## Task instructions
Identify and pull out each line of the entries in which "this" occurs.

Top of Dataset entries

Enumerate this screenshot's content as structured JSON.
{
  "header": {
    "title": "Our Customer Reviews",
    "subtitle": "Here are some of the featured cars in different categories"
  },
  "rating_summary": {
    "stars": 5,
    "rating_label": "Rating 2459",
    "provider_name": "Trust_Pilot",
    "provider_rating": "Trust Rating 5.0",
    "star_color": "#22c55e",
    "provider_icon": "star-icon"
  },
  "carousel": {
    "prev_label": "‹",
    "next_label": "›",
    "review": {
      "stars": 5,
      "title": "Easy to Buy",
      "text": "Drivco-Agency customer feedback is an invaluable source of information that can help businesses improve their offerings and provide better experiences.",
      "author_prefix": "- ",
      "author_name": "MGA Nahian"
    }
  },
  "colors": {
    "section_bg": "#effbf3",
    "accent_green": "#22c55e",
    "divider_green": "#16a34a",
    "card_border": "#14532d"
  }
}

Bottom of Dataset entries
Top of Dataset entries

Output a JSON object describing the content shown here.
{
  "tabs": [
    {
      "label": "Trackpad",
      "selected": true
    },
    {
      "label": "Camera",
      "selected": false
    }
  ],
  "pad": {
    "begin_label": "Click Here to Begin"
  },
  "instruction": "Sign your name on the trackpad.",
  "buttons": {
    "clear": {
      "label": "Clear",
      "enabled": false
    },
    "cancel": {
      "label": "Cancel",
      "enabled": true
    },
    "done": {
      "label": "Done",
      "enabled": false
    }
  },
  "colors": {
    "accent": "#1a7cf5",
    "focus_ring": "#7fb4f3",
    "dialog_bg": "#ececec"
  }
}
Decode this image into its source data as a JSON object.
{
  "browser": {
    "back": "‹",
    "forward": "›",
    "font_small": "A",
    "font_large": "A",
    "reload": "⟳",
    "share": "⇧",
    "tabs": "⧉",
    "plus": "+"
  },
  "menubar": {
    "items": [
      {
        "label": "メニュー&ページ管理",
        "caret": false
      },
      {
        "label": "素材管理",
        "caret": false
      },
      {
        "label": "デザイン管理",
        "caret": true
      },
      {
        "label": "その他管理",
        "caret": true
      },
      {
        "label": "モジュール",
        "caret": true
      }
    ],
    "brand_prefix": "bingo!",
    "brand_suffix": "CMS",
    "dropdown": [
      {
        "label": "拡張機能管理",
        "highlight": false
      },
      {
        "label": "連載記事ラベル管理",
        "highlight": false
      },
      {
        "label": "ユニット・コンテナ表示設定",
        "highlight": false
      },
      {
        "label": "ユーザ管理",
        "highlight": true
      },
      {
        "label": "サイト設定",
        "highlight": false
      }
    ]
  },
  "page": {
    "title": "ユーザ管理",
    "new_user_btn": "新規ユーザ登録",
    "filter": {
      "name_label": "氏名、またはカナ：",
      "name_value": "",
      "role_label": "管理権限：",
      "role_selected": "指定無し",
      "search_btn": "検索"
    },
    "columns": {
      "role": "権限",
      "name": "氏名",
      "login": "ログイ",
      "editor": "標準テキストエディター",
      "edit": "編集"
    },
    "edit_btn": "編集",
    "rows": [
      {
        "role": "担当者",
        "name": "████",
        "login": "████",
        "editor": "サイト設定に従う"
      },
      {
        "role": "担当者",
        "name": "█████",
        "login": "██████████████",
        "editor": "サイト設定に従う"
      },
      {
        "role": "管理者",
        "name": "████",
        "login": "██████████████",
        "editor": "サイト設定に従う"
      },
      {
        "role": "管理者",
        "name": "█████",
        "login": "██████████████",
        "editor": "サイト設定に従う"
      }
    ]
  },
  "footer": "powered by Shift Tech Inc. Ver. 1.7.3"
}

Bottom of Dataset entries

## Exercise answer
Enumerate this screenshot's content as structured JSON.
Decode this image into its source data as a JSON object.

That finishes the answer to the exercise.